5.8 magnitude quake strikes East Coast

By Michael Catalini

August 23, 2011

This story has been updated.

A 5.8 magnitude earthquake shook Washington on Tuesday, causing minor damage, sending government and office workers scurrying from the White House, Capitol, and Pentagon and startling people from Boston to Atlanta.

The quake was centered in Mineral, Va., 88 miles southwest of Washington between Fredericksburg and Charlottesville, the U.S. Geological Survey said. It was the strongest quake recorded in Virginia since 1897, according to USGS.

There were no immediate reports of serious injuries or major damage but D.C. public schools closed early, a pipe burst in the Pentagon, and Washington's Metro slowed to a crawl as workers checked for damage. The Washington Post reported that the spires of the National Cathedral were damaged.

(RELATED: The East Coast Earthquake: What happened to you?)

The Nuclear Regulatory Commission said it was monitoring an "alert" -- the second-lowest of NRC's four emergency classifications -- at the North Anna nuclear power plant in Virginia. Facility operators declared the alert after it lost electricity from the power grid just before 2 p.m. The plant is being powered by diesel generators and all safety systems are operating normally, NRC said in a statement.

"The NRC is in direct communications with North Anna and is coordinating its response with other federal agencies," the agency said.

NRC also is monitoring several "unusual events" -- the lowest-level emergency classification -- at several other nuclear power plants in the Eastern United States, the agency said. The agency's regional offices in King of Prussia, Pa., and Atlanta have activated their incident response centers, in accordance with agency procedures.

Staff at NRC's Maryland headquarters felt the earthquake and immediately began checking with nuclear power plants, the agency said.

The Pentagon was "shaking pretty good," Pentagon Force Protection Agency spokesman Terry Sutherland said.

"I'm sure some people were having recollections of 9/11," he added. "I was talking to some people [in the immediate vicinity] who said, 'Gosh, maybe something hit in the side of the building, and we're just feeling the aftershocks.' "

Thousands of people poured out of their K Street offices, but most were cheerful about the unexpected midday break. The Capitol and related House and Senate office buildings closed for the day after the quake hit at 1.51 p.m. but staffers returned to work at the Pentagon and White House. The U.S. Geological Survey National Center in Reston, Va., also evacuated its facility.

Capitol Police and officials from the Architect of the Capitol's office were examining all of the congressional buildings for structural defects. Aides reported minor damage, including cracks in walls in the Rayburn and Longworth House office buildings.

With Congress out of session, the earthquake caused minimal government disruption, but traffic snarled as offices, schools, and day-care centers closed early, including Little Scholars, a popular day-care center for House and Senate aides located at the Library of Congress.

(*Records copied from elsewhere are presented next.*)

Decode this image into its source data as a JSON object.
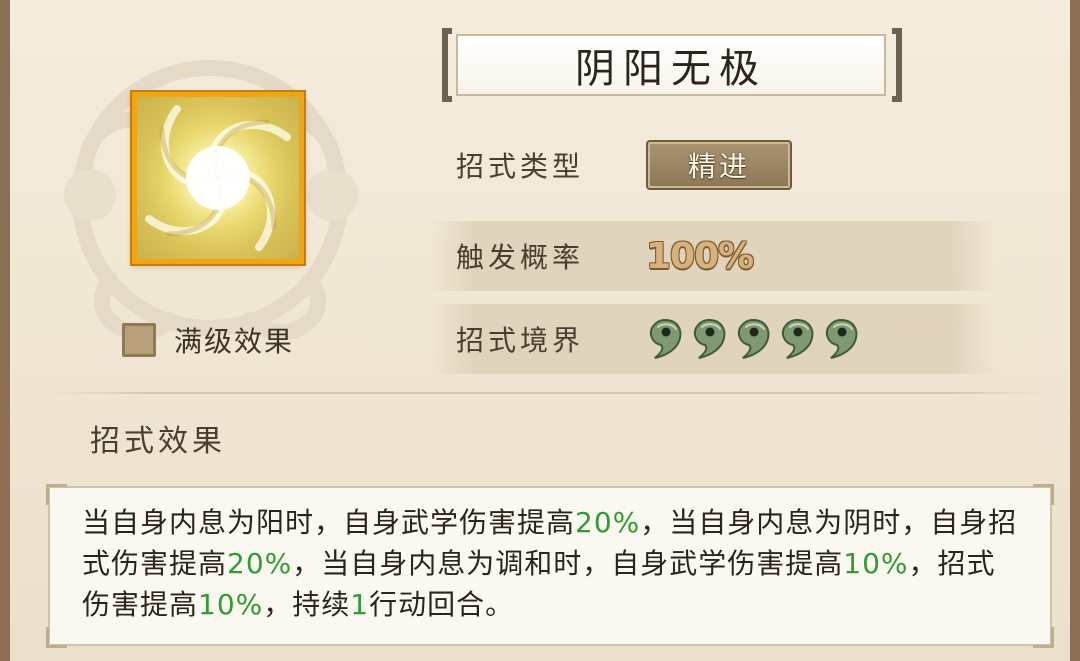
{
  "skill": {
    "name": "阴阳无极",
    "icon": "yin-yang-swirl-icon"
  },
  "max_level": {
    "label": "满级效果",
    "checked": false
  },
  "attributes": {
    "type_label": "招式类型",
    "type_value": "精进",
    "rate_label": "触发概率",
    "rate_value": "100%",
    "realm_label": "招式境界",
    "realm_level": 5,
    "realm_icon": "magatama-icon"
  },
  "effect": {
    "section_title": "招式效果",
    "segments": [
      {
        "text": "当自身内息为阳时，自身武学伤害提高"
      },
      {
        "text": "20%",
        "highlight": true
      },
      {
        "text": "，当自身内息为阴时，自身招式伤害提高"
      },
      {
        "text": "20%",
        "highlight": true
      },
      {
        "text": "，当自身内息为调和时，自身武学伤害提高"
      },
      {
        "text": "10%",
        "highlight": true
      },
      {
        "text": "，招式伤害提高"
      },
      {
        "text": "10%",
        "highlight": true
      },
      {
        "text": "，持续"
      },
      {
        "text": "1",
        "highlight": true
      },
      {
        "text": "行动回合。"
      }
    ]
  },
  "colors": {
    "highlight": "#2f9e2f",
    "icon_border": "#f0a514",
    "frame": "#8a6f55"
  }
}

The quake was felt at the New York Stock Exchange and on Martha's Vineyard, where the vacationing President Obama was playing golf. Reporters with Obama said they felt the quake but were not sure if Obama did.

Obama later led a conference call with Homeland Security Secretary Janet Napolitano, White House Chief of Staff Bill Daley, National Security Adviser Tom Donilon and other top officials. They told him there were no initial reports of major infrastructure damage, including at airports and nuclear facilities and no requests for assistance.

Washington's Fire and Emergency Medical Services said that some injuries had been reported but "none appear to be serious." Some buildings had cracks and chimney damage.

The Metropolitan Washington Airports Authority said that flights were departing normally from at Ronald Reagan Washington National Airport but that some arrivals were delayed. Washington Dulles International Airport reported normal operations.

The region is not especially quake-prone, but there are faults under Virginia and Maryland. On July 16, 2010, a 3.6 magnitude quake hit the area, waking people from Virginia to Pennsylvania, and a magnitude 2 quake hit the region in May 2008.

The quake's epicenter was not far from Dominion Virginia Power's North Anna nuclear plant, where operators manually shut down both reactors as a precaution. But there was no apparent damage, said Bonita Billingsley Harris, spokeswoman for Dominion Virginia.

"The emergency diesel generators kicked as the power was lost," Harris told National Journal.

Residents rushing to make calls after Tuesday's 5.8 magnitude earthquake jammed area phone networks. "There appears to be a mass calling event, but we have no reports of damage to our network," said Sprint spokesman John Taylor. He encouraged users to send text messages rather than call, if possible.

Federal Communications Commission spokesman Neil Grace said the quake caused significant disruption to cell service. "We are also conducting a thorough assessment of the outages to determine appropriate next steps to improve communications services during emergencies," he said via email.

Washingtonians kept up a steady stream of Tweets, providing running commentary on President Obama's golfing, the Republican campaign and the news judgment of the cable networks. Howard Kurtz of the Daily Beast tweeted: "This just in: Productivity in DC has plummeted. What, you didn't notice?"

Nextgov.com's Katherine McIntire Peters contributed to this report.

By Michael Catalini

August 23, 2011